* [TASK]: What this exercise requires is a verbatim reproduction of the data below.

[DATA FOR PROCESSING Boundary: Start]

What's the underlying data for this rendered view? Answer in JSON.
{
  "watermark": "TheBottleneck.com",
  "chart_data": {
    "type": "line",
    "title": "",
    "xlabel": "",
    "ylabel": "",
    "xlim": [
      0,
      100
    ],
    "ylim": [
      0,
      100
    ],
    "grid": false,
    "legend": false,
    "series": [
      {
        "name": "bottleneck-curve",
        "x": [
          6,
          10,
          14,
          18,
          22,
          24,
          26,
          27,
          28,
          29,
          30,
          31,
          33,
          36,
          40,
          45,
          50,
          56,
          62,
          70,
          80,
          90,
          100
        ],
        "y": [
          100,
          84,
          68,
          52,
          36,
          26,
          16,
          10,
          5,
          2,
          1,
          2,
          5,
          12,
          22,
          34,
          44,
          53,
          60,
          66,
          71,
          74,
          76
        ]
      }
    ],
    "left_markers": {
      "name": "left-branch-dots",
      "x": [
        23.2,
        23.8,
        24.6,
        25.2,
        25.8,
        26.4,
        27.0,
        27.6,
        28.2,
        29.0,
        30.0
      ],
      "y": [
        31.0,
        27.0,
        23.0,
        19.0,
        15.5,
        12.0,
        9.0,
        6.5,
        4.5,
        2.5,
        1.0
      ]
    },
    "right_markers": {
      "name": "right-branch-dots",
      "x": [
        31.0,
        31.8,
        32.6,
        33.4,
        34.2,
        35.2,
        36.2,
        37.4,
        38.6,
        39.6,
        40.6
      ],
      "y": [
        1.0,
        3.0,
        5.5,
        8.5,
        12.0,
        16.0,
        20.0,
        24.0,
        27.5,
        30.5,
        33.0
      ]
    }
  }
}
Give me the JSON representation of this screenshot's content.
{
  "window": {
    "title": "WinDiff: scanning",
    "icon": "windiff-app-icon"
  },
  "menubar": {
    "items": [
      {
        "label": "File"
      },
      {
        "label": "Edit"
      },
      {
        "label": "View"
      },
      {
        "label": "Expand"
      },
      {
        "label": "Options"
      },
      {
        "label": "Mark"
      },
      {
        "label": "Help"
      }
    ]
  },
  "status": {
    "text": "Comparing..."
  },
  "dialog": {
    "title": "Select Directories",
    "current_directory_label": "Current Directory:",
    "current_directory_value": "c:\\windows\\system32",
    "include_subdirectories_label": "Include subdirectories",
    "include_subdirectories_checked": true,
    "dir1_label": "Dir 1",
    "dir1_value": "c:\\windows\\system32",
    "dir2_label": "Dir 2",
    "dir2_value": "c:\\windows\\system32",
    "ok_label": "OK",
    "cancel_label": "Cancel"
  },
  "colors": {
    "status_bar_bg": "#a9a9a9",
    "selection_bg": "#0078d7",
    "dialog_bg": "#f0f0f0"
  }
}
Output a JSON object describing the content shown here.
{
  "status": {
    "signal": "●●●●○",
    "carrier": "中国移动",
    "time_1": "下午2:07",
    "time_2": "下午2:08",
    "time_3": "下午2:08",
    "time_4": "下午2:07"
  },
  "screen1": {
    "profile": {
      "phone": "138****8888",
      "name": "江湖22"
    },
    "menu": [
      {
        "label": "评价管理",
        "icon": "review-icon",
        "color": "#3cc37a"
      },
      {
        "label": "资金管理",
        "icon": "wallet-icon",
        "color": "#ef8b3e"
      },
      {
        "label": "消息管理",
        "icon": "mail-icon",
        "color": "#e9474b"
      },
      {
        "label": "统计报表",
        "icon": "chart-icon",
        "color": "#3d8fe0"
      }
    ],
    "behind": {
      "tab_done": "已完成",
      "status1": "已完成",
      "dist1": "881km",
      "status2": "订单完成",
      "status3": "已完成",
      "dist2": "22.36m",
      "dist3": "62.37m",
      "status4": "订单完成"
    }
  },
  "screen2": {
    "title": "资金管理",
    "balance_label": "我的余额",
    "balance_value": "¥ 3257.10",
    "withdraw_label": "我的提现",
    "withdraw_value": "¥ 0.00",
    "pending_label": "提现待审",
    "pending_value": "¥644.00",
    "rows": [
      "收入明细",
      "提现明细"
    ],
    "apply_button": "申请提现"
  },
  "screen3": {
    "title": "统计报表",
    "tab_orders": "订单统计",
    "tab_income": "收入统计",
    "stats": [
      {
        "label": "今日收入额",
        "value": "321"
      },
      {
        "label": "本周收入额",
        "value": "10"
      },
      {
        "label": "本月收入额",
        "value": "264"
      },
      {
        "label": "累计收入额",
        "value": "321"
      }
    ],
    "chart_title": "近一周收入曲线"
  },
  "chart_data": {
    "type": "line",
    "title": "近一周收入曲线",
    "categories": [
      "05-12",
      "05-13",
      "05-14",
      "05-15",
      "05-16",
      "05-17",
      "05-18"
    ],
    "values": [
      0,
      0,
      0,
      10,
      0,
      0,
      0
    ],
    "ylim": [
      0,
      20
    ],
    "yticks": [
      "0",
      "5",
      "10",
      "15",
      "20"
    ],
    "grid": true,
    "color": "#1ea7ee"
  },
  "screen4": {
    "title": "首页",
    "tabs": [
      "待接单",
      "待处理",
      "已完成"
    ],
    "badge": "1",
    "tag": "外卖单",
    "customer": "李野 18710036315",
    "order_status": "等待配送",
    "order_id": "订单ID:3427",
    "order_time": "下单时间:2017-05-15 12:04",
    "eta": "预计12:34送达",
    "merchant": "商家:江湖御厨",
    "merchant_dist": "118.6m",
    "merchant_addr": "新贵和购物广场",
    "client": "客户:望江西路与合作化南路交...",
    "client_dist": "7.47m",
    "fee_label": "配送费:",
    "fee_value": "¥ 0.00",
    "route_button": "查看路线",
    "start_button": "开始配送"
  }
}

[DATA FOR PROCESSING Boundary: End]

* [RESPONSE BELOW]:
What's the underlying data for this rendered view? Answer in JSON.
{
  "watermark": "TheBottleneck.com",
  "chart_data": {
    "type": "line",
    "title": "",
    "xlabel": "",
    "ylabel": "",
    "xlim": [
      0,
      100
    ],
    "ylim": [
      0,
      100
    ],
    "grid": false,
    "legend": false,
    "series": [
      {
        "name": "bottleneck-curve",
        "x": [
          6,
          10,
          14,
          18,
          22,
          24,
          26,
          27,
          28,
          29,
          30,
          31,
          33,
          36,
          40,
          45,
          50,
          56,
          62,
          70,
          80,
          90,
          100
        ],
        "y": [
          100,
          84,
          68,
          52,
          36,
          26,
          16,
          10,
          5,
          2,
          1,
          2,
          5,
          12,
          22,
          34,
          44,
          53,
          60,
          66,
          71,
          74,
          76
        ]
      }
    ],
    "left_markers": {
      "name": "left-branch-dots",
      "x": [
        23.2,
        23.8,
        24.6,
        25.2,
        25.8,
        26.4,
        27.0,
        27.6,
        28.2,
        29.0,
        30.0
      ],
      "y": [
        31.0,
        27.0,
        23.0,
        19.0,
        15.5,
        12.0,
        9.0,
        6.5,
        4.5,
        2.5,
        1.0
      ]
    },
    "right_markers": {
      "name": "right-branch-dots",
      "x": [
        31.0,
        31.8,
        32.6,
        33.4,
        34.2,
        35.2,
        36.2,
        37.4,
        38.6,
        39.6,
        40.6
      ],
      "y": [
        1.0,
        3.0,
        5.5,
        8.5,
        12.0,
        16.0,
        20.0,
        24.0,
        27.5,
        30.5,
        33.0
      ]
    }
  }
}
Give me the JSON representation of this screenshot's content.
{
  "window": {
    "title": "WinDiff: scanning",
    "icon": "windiff-app-icon"
  },
  "menubar": {
    "items": [
      {
        "label": "File"
      },
      {
        "label": "Edit"
      },
      {
        "label": "View"
      },
      {
        "label": "Expand"
      },
      {
        "label": "Options"
      },
      {
        "label": "Mark"
      },
      {
        "label": "Help"
      }
    ]
  },
  "status": {
    "text": "Comparing..."
  },
  "dialog": {
    "title": "Select Directories",
    "current_directory_label": "Current Directory:",
    "current_directory_value": "c:\\windows\\system32",
    "include_subdirectories_label": "Include subdirectories",
    "include_subdirectories_checked": true,
    "dir1_label": "Dir 1",
    "dir1_value": "c:\\windows\\system32",
    "dir2_label": "Dir 2",
    "dir2_value": "c:\\windows\\system32",
    "ok_label": "OK",
    "cancel_label": "Cancel"
  },
  "colors": {
    "status_bar_bg": "#a9a9a9",
    "selection_bg": "#0078d7",
    "dialog_bg": "#f0f0f0"
  }
}
Output a JSON object describing the content shown here.
{
  "status": {
    "signal": "●●●●○",
    "carrier": "中国移动",
    "time_1": "下午2:07",
    "time_2": "下午2:08",
    "time_3": "下午2:08",
    "time_4": "下午2:07"
  },
  "screen1": {
    "profile": {
      "phone": "138****8888",
      "name": "江湖22"
    },
    "menu": [
      {
        "label": "评价管理",
        "icon": "review-icon",
        "color": "#3cc37a"
      },
      {
        "label": "资金管理",
        "icon": "wallet-icon",
        "color": "#ef8b3e"
      },
      {
        "label": "消息管理",
        "icon": "mail-icon",
        "color": "#e9474b"
      },
      {
        "label": "统计报表",
        "icon": "chart-icon",
        "color": "#3d8fe0"
      }
    ],
    "behind": {
      "tab_done": "已完成",
      "status1": "已完成",
      "dist1": "881km",
      "status2": "订单完成",
      "status3": "已完成",
      "dist2": "22.36m",
      "dist3": "62.37m",
      "status4": "订单完成"
    }
  },
  "screen2": {
    "title": "资金管理",
    "balance_label": "我的余额",
    "balance_value": "¥ 3257.10",
    "withdraw_label": "我的提现",
    "withdraw_value": "¥ 0.00",
    "pending_label": "提现待审",
    "pending_value": "¥644.00",
    "rows": [
      "收入明细",
      "提现明细"
    ],
    "apply_button": "申请提现"
  },
  "screen3": {
    "title": "统计报表",
    "tab_orders": "订单统计",
    "tab_income": "收入统计",
    "stats": [
      {
        "label": "今日收入额",
        "value": "321"
      },
      {
        "label": "本周收入额",
        "value": "10"
      },
      {
        "label": "本月收入额",
        "value": "264"
      },
      {
        "label": "累计收入额",
        "value": "321"
      }
    ],
    "chart_title": "近一周收入曲线"
  },
  "chart_data": {
    "type": "line",
    "title": "近一周收入曲线",
    "categories": [
      "05-12",
      "05-13",
      "05-14",
      "05-15",
      "05-16",
      "05-17",
      "05-18"
    ],
    "values": [
      0,
      0,
      0,
      10,
      0,
      0,
      0
    ],
    "ylim": [
      0,
      20
    ],
    "yticks": [
      "0",
      "5",
      "10",
      "15",
      "20"
    ],
    "grid": true,
    "color": "#1ea7ee"
  },
  "screen4": {
    "title": "首页",
    "tabs": [
      "待接单",
      "待处理",
      "已完成"
    ],
    "badge": "1",
    "tag": "外卖单",
    "customer": "李野 18710036315",
    "order_status": "等待配送",
    "order_id": "订单ID:3427",
    "order_time": "下单时间:2017-05-15 12:04",
    "eta": "预计12:34送达",
    "merchant": "商家:江湖御厨",
    "merchant_dist": "118.6m",
    "merchant_addr": "新贵和购物广场",
    "client": "客户:望江西路与合作化南路交...",
    "client_dist": "7.47m",
    "fee_label": "配送费:",
    "fee_value": "¥ 0.00",
    "route_button": "查看路线",
    "start_button": "开始配送"
  }
}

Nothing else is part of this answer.